A meeting room, a presentation hall, a quiet zone for individual study, areas for discussing group projects—the new space will become the main attraction for all those who study at the HSE building on Staraya Basmannaya. HSE News Service attended the coworking opening ceremony and learned whether it is possible to sleep there, where HSE’s psychological hub is located, whether Mikhail Boytsov’s ID card works, and what students think about the new place.
With the cutting of a red ribbon and a round of applause, the entrance to the new space for work and creativity is now open. The student coworking launch, it turned out, was ambitious. Here students of the Faculties of Humanities, Physics, and the School of Foreign Languages can now gather every day to study and carry out projects.
After the opening ceremony, all participants of the event went on a tour of the university’s largest coworking area. During the meeting, HSE Rector Yaroslav Kuzminov thanked representatives of the HSE School of Art and Design and the construction contractor for the design project. The HSE rector was the first to try out the bean bag chairs in the lounge zone and concluded: ‘They’re firm—you won’t fall asleep!’
The first performance took place in the coworking presentation hall. Yaroslav Kuzminov noted that the opening was a joyful event for HSE University after going through COVID-19, self-isolation, and the total transition to remote work. According to the rector, the University not only overcame difficult times, but also had some positive achievements. In particular, HSE University attracted a lot of international specialists and students.
‘There is another phenomenon of our new online life and education: strangely enough, students and staff started to better prepare for classes, to speak more clearly. Intellectually, we have not lost anything at all, we have even gained something in some areas. And now at HSE University, 10% of the curriculum is conducted for all four campuses, and we’re not going to deliver lectures offline,’ said Rector Kuzminov. ‘However, this year we feel that we have lost something. We have lost the non-essential component of the university, the feeling you get when you come to the library and suddenly want to read one journal and take notes from another one, because you see the same nerds sitting around you, and this aspect needs to be restored.’
Yaroslav Kuzminov, HSE University Rector

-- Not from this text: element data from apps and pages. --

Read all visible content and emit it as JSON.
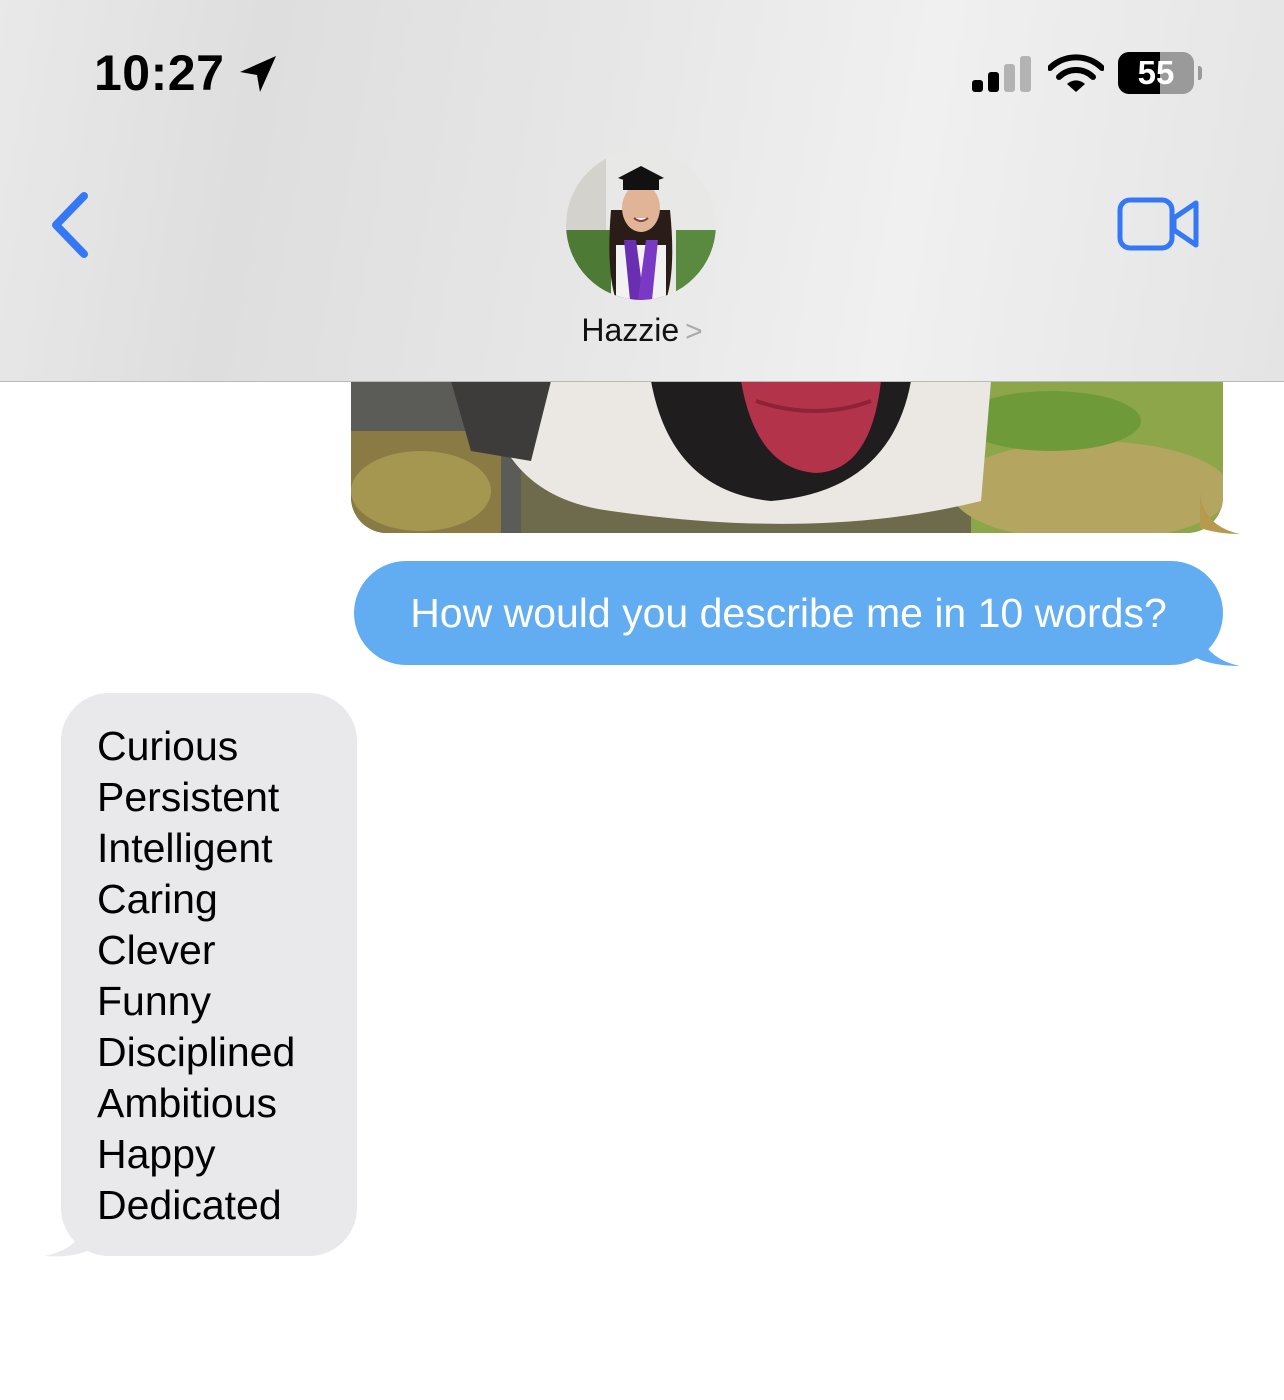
{
  "status_bar": {
    "time": "10:27",
    "location_icon": "location-arrow-icon",
    "signal_icon": "cellular-signal-icon",
    "wifi_icon": "wifi-icon",
    "battery_level": "55",
    "battery_fraction": 0.55
  },
  "nav": {
    "back_icon": "chevron-left-icon",
    "contact_name": "Hazzie",
    "contact_chevron": ">",
    "video_icon": "video-camera-icon",
    "accent_color": "#3478f6"
  },
  "messages": {
    "photo_message": "dog-photo-image",
    "outgoing_text": "How would you describe me in 10 words?",
    "outgoing_color": "#62acf2",
    "incoming_words": [
      "Curious",
      "Persistent",
      "Intelligent",
      "Caring",
      "Clever",
      "Funny",
      "Disciplined",
      "Ambitious",
      "Happy",
      "Dedicated"
    ],
    "incoming_color": "#e9e9eb"
  }
}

We’ve lost the joy of what I would call casual, non-essential communication. That Brownian motion of the university, where you meet people, get to know them, or just overhear what they’re talking about. This doesn’t work online and, of course, the first thing we see when we go offline is that we want to stay in the buildings, which become like home in some way. At the building on Pokrovka, which is the central psychological hub of HSE University, I regularly see students from Strogino, Basmannaya, and the School of Art and Design who just come because it is a shared space. It’s difficult to explain, but it is clear that people have an emotional craving for the university: a sense of participation and communication, which online education lacks. Basically, a lot of discoveries, both personal and universal are accidental. Let's recall Isaac Newton: if he hadn't sat under that apple tree, there would have been nothing, there would have been no physics. Therefore, we are now entering a new stage of the University’s development: we need 5-6 times less lecture halls than before, seminars are also held online, and this should be replenished by something else. This coworking is an idea of what it should be replaced with. In such spaces, you work collectively or individually, but first of all, you look at others, you feel others, and the university keeps on developing.

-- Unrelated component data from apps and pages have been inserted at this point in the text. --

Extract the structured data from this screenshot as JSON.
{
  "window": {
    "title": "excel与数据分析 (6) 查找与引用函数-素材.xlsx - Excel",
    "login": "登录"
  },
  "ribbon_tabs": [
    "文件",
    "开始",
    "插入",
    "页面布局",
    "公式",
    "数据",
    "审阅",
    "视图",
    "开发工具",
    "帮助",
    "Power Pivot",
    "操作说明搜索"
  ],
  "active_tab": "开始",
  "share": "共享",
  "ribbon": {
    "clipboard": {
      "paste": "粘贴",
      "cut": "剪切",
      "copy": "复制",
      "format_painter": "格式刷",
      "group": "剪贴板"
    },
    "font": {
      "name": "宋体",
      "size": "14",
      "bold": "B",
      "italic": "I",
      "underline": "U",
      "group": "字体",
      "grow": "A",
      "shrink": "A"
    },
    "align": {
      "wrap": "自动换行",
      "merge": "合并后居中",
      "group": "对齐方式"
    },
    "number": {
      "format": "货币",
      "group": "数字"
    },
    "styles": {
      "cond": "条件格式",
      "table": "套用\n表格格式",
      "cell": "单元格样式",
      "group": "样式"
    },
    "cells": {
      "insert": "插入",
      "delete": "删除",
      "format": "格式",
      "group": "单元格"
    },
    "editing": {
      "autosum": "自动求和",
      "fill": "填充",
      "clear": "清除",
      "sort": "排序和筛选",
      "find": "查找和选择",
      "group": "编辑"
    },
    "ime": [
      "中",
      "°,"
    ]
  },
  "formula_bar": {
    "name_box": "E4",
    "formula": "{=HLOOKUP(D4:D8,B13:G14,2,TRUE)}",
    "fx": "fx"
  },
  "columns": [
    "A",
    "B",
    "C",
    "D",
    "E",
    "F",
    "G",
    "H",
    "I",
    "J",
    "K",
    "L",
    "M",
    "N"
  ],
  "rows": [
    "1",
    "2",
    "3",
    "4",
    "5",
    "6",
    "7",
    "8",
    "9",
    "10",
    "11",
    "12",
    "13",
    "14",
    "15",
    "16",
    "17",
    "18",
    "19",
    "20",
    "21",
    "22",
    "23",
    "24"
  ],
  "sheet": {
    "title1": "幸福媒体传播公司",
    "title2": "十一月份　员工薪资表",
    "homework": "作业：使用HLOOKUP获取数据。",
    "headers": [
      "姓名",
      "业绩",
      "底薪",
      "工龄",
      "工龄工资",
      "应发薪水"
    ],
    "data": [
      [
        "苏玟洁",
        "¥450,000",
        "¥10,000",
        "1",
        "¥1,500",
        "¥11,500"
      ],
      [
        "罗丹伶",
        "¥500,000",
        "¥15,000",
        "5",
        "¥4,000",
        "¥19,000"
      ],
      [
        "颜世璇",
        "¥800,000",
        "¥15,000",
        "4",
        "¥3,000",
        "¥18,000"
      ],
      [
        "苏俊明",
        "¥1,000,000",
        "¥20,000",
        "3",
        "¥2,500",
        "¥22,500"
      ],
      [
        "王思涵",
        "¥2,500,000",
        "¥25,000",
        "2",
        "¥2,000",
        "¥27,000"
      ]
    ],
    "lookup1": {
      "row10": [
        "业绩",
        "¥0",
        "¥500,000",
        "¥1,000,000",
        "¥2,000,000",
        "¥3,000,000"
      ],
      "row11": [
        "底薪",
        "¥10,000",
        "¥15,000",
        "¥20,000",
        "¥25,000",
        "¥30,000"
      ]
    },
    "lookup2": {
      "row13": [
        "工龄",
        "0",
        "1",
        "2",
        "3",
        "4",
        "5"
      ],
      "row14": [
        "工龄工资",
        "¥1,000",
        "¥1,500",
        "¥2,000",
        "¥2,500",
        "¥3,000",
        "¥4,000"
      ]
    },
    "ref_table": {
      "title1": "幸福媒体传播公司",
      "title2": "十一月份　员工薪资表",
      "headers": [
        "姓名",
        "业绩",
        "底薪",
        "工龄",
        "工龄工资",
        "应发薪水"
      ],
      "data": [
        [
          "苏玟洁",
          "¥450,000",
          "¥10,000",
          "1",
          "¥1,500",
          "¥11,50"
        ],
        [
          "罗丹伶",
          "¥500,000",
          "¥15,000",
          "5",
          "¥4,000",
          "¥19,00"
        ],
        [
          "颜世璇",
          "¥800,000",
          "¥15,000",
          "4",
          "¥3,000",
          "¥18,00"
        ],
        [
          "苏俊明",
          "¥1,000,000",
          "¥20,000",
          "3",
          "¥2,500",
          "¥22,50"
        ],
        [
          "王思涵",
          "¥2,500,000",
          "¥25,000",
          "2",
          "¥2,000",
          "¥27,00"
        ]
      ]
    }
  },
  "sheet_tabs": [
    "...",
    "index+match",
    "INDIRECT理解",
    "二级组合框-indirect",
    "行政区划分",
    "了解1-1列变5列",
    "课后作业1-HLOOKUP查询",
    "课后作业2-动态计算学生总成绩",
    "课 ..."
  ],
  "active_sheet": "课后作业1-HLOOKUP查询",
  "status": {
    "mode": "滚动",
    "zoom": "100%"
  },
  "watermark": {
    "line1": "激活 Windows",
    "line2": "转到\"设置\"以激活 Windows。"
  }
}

Mikhail Boytsov, Dean of the Faculty of Humanities, thanked all those involved in the creation of the coworking space and expressed hope that there will be more similar spaces in the building. He also shared a small discovery: ‘I want to say that I tried to get in here some time ago and I’d like to share an important note with you: my ID card didn’t work. I strongly suspect that the ID cards of some other senior managers do not work here either. Therefore, I am hinting [to my colleagues] that they should take advantage of this while they can. On the other hand, we liked the place so much that we almost decided to move our dean's office here. We will think about it.’
Students also shared their impressions of the new coworking space. Immediately after the opening, they explored all the work areas: the meeting room, the quiet zone, and the noisy one. ‘I really liked the area: it is cozy and there is a lot of space where you can sit comfortably. I liked the meeting room: there is good ventilation and everything is set up well for students,’ says Anastasia Bunova, 2nd-year student of the ‘Foreign Languages and Intercultural Communication’ programme.
The chair of the Student Council of the Faculty of Humanities, Matvey Svoysky, says that he had long known about the opening of the coworking space and participated in the project’s approval. ‘We got the project layout, and we looked it over closely. In particular, we asked that more outlets to be added, and now we can see that they did it, and we are very grateful.’
The concept of the noisy hall is really cool: here you can arrange a lot of tables for discussions and use the presentation hall for public lectures
Matvey, 3rd-year student of the ‘History’ programme, admits that they lacked this kind of space in the building on Staraya Basmannaya. ‘We have a library, but it's a quiet place where you can't really talk or work together. You can read a book there, but you can’t gather six people at a table and make a project, though our university is project-oriented. There is a lot of space here, and, in general, it’s really cool.’
Dean, Faculty of Humanities
Yaroslav I. Kuzminov
HSE University Rector